● Exercise instructions
Could you filter the listing for lines with the word "time" and return them?

● Supplied material
——

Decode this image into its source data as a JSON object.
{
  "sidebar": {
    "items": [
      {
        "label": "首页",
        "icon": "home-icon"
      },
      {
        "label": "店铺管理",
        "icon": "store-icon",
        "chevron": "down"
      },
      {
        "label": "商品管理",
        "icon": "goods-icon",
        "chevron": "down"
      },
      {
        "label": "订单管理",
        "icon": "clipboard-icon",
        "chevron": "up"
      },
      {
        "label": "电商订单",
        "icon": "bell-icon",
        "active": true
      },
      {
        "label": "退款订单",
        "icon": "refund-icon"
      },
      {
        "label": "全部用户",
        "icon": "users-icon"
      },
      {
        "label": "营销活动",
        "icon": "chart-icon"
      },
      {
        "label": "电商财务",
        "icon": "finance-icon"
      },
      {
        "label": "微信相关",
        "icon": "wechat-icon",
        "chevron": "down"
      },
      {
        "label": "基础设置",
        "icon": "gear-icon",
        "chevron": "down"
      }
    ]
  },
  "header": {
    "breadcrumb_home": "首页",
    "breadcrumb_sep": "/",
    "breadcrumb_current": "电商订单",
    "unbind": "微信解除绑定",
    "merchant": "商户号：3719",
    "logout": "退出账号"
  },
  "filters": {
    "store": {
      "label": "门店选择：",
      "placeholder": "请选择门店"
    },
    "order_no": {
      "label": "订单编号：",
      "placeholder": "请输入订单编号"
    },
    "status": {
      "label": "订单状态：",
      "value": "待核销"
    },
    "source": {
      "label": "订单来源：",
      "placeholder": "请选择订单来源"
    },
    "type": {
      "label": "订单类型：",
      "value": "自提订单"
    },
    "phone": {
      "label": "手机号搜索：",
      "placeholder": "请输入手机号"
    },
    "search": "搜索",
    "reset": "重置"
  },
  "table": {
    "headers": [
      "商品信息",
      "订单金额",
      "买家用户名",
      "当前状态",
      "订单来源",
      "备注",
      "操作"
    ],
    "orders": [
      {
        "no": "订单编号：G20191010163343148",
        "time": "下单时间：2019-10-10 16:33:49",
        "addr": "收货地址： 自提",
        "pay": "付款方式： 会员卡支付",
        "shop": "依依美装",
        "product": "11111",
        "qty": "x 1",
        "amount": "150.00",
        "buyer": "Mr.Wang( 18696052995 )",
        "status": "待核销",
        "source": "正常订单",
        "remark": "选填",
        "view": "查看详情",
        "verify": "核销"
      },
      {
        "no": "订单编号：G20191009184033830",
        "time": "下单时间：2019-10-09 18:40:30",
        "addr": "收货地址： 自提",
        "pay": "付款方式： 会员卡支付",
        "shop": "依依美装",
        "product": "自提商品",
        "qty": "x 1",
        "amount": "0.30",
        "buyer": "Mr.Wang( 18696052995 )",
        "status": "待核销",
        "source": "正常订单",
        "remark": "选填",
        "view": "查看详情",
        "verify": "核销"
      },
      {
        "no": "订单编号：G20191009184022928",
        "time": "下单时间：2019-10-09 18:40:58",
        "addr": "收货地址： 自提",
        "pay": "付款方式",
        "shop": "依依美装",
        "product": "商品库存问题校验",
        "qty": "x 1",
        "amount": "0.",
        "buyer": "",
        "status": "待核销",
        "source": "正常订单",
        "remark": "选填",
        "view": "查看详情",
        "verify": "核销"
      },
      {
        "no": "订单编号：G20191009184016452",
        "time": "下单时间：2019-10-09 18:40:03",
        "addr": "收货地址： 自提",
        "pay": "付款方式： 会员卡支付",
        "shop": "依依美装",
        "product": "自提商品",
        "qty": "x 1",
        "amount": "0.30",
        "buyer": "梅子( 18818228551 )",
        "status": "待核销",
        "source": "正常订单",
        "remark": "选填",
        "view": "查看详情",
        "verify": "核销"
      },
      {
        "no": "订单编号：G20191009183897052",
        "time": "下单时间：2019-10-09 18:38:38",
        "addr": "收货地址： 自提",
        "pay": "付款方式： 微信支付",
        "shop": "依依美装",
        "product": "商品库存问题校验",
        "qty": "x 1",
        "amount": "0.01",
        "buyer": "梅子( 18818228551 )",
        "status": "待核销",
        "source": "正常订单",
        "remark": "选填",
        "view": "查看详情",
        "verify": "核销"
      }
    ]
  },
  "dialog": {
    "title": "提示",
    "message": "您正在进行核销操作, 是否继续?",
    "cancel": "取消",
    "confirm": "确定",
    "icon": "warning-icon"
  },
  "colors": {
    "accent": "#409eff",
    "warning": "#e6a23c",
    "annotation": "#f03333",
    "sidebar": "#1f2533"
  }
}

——

● Response to this task
        "time": "下单时间：2019-10-10 16:33:49",
        "time": "下单时间：2019-10-09 18:40:30",
        "time": "下单时间：2019-10-09 18:40:58",
        "time": "下单时间：2019-10-09 18:40:03",
        "time": "下单时间：2019-10-09 18:38:38",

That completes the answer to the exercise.